I took his message to heart; this I know for sure. I am uncertain though whether part of the reason he expressed a laid back demeanor was because he believed I was eager to learn and trying my hardest. Did my energy make it easy for him to remain calm? I know I always wanted to please him.
Today, after a cycling training session with Phoenix, I was filled with my enduring sentiments of Dad, who passed more than 18 months ago. Phoenix got up on time at 6:20 a.m., but he soon started to get distracted and waste time while he ate breakfast and brushed his teeth. I became increasingly agitated because we faced serious time constraints in doing our planned workout before I dropped him off at camp by 8:30.

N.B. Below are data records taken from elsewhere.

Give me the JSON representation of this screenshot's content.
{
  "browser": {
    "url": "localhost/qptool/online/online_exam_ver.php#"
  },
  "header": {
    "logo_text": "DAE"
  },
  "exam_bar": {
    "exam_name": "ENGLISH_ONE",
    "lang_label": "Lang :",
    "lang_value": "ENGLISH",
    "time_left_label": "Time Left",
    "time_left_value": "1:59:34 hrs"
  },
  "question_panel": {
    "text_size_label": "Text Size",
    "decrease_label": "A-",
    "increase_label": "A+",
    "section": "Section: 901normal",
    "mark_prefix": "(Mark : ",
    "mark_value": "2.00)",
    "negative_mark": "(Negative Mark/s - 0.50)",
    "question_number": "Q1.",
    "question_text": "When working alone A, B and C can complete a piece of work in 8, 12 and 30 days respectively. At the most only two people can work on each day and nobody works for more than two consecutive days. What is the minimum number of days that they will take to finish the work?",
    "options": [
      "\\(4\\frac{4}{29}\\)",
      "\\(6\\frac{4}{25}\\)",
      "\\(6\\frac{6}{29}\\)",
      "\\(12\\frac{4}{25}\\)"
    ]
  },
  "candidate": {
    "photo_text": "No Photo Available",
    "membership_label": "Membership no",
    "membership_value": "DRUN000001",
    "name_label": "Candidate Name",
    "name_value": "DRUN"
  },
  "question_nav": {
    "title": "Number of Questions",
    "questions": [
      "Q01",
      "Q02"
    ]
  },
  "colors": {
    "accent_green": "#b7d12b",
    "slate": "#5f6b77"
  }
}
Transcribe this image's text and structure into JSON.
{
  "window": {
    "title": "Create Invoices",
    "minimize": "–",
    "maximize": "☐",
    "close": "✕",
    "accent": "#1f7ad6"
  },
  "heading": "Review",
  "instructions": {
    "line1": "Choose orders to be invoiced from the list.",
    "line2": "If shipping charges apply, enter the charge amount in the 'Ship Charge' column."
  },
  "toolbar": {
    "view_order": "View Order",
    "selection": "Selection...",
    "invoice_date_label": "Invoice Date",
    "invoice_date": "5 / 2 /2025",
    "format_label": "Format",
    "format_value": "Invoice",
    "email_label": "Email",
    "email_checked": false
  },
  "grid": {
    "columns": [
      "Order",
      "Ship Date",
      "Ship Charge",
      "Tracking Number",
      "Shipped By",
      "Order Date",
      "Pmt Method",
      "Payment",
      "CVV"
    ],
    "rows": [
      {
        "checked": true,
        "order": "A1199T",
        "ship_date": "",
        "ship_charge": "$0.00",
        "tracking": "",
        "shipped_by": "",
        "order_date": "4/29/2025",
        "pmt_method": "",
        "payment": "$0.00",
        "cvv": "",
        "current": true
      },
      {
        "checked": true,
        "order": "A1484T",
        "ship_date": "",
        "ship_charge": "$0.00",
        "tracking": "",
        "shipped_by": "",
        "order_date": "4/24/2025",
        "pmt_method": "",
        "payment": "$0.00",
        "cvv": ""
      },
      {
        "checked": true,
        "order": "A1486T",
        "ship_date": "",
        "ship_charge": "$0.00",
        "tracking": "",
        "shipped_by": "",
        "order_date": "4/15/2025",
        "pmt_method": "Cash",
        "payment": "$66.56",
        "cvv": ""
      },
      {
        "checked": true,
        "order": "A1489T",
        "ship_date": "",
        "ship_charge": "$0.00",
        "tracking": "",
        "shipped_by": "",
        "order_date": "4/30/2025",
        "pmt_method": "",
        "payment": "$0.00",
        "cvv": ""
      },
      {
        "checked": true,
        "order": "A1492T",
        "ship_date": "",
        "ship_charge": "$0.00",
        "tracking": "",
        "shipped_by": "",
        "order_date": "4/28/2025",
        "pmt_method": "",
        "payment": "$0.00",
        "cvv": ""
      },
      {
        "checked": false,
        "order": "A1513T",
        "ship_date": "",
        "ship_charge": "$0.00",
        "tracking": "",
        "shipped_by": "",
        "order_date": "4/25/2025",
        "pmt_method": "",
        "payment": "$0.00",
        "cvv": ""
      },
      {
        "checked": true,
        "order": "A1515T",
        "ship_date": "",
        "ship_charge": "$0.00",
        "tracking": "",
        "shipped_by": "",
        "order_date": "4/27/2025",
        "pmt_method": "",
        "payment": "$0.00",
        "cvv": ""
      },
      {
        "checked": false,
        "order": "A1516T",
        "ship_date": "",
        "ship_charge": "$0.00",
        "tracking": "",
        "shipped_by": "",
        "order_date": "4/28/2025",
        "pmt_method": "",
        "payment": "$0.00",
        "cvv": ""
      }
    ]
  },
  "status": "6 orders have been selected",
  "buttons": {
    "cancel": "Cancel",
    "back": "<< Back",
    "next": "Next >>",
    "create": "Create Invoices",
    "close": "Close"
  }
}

Beyond my frustration with his dawdling, I wasn’t sure what to expect from Phoenix on the bike because the night before he took part in a new triathlon training program. He logged cycling intervals on a stationary trainer and then ran a few miles with his new friends. That night, he seemed tired from the experience, but he often rebounds by the morning. When the morning came, I was hoping for the best.
Unlike my experiences with Dad, I sometimes question Phoenix’s lack of effort on the bike or when he is running, swimming, or playing one of his team sports. For the record, whatever significant experiences I had with Dad came later in my childhood because I wasn’t as deep into the athletic world when I was Phoenix’s age. I try to keep that difference in perspective, but I struggle with that at times.
What perplexes me is his situational willingness to sometimes exude a competitive, energetic spirit. When cycling, I’ve seen him celebrate those times when he is moving quickly next to me. What distinguishes those intense moments from his sluggish ones? I’m not always sure…fatigue from other activities, mood, drifting mind, or something else. I do know that he’s capable of meeting my expectations if he wants to because he has done so on various occasions.
So, my ongoing dilemma is how hard can, or should I physically and mentally push Phoenix to do what it takes to achieve the goals he claims he wants to achieve? Of course, it takes little effort to express the desire “I want to be one of the best in the nation” at some athletic endeavor, but the journey to realize such a goal demands an incredible amount of focus, dedication, and hard work. That’s hard for most kids to grasp. Yet, some do. I regularly share my message about the value of hard work with Phoenix and I continue to push him beyond what he perceives to be his limits, then remind him later at those times when he’s focused, that what he just achieved was more than he had imagined. For now, my approach seems to be fostering more good than bad, so our journey continues day by day with a detailed written log to remind him just how much he has done and improved over months of training. He loves setting new personal records.